• _Source information_
Content starts

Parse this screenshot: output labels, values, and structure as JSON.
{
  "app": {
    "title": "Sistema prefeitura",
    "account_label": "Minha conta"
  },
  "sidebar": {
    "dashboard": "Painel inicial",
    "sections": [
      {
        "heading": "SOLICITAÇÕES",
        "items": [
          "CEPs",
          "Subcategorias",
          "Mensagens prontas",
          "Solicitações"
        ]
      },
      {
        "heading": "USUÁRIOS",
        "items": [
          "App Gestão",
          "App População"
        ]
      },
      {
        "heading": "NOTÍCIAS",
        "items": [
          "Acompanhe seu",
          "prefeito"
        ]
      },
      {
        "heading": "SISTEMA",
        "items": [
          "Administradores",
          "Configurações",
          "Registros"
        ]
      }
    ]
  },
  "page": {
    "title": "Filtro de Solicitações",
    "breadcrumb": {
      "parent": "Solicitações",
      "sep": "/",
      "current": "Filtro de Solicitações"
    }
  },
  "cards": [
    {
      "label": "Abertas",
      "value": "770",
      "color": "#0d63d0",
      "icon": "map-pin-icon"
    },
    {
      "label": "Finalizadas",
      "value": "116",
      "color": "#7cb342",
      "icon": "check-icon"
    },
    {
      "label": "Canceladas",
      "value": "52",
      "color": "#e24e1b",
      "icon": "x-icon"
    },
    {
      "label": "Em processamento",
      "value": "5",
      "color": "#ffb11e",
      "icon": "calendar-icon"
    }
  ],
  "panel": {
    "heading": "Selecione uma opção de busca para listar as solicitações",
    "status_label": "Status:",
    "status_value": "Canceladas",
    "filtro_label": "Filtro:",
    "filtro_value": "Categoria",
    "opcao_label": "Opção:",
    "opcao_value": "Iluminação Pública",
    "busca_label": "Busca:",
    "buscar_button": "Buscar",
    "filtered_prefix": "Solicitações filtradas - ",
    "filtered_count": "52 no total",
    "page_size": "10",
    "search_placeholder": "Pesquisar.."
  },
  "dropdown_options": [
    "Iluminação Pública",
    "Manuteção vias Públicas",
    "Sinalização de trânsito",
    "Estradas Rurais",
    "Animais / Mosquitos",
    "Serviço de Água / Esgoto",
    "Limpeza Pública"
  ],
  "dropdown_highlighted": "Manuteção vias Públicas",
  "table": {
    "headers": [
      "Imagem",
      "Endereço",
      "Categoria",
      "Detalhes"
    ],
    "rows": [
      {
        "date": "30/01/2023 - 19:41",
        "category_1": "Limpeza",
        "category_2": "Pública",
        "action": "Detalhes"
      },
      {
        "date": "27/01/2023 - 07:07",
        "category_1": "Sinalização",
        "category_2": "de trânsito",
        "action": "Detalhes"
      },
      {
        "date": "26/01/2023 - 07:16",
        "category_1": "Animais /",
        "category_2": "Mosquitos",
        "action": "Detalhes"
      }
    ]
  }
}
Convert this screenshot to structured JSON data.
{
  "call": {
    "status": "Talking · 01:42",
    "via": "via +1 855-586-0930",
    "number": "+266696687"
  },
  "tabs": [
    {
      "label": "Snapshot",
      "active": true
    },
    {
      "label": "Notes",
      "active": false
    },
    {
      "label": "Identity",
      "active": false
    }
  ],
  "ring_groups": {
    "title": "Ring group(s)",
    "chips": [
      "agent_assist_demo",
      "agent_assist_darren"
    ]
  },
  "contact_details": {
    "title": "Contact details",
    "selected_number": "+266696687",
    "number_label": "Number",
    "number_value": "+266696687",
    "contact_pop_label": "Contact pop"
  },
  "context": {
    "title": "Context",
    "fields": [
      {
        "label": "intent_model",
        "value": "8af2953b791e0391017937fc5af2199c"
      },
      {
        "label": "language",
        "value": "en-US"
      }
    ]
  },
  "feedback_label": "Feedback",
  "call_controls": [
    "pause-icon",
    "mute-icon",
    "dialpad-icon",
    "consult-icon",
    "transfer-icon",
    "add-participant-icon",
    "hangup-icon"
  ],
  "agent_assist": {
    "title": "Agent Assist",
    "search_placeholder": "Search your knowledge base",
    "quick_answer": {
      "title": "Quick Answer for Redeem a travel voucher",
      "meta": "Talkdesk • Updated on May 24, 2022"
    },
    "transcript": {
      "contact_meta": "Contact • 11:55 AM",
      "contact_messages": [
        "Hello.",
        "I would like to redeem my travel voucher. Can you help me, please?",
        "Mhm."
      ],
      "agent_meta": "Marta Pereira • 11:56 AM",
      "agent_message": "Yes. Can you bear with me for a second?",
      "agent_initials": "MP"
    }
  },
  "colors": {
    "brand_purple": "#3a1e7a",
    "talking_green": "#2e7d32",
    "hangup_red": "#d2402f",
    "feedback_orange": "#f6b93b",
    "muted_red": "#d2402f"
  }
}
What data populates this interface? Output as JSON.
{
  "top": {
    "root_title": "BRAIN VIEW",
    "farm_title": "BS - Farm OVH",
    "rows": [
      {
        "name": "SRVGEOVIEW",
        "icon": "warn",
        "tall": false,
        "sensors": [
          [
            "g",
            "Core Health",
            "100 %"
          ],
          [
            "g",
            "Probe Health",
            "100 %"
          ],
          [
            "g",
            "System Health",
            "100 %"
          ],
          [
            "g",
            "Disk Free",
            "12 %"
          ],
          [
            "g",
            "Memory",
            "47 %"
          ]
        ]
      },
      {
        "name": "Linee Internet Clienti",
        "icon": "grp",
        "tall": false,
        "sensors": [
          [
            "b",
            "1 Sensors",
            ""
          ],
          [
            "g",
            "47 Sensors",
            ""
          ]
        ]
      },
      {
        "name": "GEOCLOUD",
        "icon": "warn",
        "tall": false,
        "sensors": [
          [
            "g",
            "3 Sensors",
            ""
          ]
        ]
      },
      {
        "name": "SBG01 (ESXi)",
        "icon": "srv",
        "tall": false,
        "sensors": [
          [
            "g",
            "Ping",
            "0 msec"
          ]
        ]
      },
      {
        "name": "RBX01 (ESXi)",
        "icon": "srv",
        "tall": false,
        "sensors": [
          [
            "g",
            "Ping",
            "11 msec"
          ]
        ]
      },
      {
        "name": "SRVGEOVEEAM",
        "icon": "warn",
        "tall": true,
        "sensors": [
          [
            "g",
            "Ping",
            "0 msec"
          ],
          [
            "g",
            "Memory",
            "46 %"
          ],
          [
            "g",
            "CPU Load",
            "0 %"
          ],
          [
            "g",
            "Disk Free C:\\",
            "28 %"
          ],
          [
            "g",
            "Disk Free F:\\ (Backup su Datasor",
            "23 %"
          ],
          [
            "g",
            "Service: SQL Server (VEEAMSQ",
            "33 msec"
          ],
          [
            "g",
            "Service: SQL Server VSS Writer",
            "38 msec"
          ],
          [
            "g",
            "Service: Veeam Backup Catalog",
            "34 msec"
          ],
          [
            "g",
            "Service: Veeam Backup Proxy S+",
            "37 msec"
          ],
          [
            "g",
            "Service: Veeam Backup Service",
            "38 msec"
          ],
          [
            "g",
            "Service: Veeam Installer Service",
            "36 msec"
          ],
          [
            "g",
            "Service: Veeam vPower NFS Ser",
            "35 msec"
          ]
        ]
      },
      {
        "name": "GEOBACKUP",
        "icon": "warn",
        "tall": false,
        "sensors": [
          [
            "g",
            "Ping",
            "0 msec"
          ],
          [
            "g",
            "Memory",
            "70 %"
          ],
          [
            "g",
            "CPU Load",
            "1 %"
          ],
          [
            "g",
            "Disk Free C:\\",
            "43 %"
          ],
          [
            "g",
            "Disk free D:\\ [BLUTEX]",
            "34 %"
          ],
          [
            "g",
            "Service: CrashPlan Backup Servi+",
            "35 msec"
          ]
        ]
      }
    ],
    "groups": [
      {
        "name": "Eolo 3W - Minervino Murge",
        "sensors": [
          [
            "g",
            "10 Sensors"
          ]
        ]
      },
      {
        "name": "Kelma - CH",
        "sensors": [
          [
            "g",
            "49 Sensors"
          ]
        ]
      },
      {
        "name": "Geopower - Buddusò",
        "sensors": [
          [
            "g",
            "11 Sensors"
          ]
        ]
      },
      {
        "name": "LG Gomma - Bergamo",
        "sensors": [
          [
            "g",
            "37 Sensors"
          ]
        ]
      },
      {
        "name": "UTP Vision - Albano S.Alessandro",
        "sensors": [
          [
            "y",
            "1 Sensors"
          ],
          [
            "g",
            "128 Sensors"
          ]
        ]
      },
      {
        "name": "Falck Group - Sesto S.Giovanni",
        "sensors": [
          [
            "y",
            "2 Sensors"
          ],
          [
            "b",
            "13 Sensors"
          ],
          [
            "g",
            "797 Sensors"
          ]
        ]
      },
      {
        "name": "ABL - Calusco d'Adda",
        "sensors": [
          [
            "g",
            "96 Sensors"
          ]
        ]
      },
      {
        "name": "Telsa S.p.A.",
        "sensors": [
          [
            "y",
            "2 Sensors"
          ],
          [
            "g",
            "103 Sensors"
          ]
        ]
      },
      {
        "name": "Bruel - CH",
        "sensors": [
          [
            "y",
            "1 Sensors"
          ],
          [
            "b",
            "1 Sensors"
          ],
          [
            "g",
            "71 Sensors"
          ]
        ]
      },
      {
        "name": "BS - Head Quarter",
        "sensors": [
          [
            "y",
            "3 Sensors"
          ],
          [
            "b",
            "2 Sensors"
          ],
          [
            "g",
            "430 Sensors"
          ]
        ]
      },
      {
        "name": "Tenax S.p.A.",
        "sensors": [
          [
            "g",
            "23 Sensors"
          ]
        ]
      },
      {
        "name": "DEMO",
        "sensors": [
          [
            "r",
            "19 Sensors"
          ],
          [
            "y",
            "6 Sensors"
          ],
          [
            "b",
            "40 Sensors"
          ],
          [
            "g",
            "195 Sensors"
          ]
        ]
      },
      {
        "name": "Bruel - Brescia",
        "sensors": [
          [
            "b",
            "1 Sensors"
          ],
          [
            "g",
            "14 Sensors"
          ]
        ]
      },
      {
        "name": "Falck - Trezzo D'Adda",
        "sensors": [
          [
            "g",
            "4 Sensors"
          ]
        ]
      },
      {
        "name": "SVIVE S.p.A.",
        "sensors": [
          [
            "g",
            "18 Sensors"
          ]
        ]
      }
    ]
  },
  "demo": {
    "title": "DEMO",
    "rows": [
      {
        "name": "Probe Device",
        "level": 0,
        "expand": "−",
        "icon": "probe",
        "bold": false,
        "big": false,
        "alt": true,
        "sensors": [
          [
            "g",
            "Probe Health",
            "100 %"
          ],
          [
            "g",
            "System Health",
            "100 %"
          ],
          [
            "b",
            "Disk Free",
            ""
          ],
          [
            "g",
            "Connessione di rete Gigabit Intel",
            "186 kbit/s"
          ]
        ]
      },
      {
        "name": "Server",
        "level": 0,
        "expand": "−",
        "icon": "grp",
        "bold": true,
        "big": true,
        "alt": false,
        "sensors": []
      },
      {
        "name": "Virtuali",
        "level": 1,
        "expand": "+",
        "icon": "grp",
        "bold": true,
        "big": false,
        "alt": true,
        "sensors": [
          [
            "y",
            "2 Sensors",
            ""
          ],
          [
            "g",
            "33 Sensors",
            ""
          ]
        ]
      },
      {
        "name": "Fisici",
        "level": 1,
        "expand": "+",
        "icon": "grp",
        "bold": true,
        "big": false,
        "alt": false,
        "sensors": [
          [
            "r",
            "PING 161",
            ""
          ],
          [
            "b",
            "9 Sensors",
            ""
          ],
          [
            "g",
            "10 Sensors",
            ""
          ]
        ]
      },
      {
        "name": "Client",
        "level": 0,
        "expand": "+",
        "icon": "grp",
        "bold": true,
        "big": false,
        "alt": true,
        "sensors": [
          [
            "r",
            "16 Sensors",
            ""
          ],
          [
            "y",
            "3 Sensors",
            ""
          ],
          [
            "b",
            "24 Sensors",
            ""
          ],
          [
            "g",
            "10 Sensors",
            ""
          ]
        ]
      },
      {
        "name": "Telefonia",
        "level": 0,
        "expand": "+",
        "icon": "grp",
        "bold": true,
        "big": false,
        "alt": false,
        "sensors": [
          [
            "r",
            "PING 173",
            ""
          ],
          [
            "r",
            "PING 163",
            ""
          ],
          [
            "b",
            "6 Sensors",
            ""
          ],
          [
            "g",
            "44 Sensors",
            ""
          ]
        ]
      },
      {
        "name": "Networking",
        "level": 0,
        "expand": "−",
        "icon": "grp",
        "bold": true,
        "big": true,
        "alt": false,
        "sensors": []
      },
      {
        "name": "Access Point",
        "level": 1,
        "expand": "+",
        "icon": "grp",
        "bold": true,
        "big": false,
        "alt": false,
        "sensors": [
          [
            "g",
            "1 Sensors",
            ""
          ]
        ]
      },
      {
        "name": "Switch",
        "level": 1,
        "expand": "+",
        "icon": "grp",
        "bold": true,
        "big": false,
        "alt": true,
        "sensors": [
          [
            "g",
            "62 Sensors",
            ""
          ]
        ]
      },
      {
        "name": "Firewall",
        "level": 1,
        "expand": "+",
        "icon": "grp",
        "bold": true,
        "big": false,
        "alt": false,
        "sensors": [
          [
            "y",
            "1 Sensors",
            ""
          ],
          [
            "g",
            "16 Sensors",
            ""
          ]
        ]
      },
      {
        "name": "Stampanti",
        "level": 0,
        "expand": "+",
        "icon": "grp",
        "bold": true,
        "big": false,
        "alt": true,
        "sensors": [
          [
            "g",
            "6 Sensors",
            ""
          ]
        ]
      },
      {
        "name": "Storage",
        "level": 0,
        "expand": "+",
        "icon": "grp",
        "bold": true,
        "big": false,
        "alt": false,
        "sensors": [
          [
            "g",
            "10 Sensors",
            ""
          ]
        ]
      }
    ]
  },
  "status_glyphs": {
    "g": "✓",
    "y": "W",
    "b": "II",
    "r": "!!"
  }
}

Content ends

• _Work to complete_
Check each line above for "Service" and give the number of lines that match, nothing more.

• _Exercise result_
8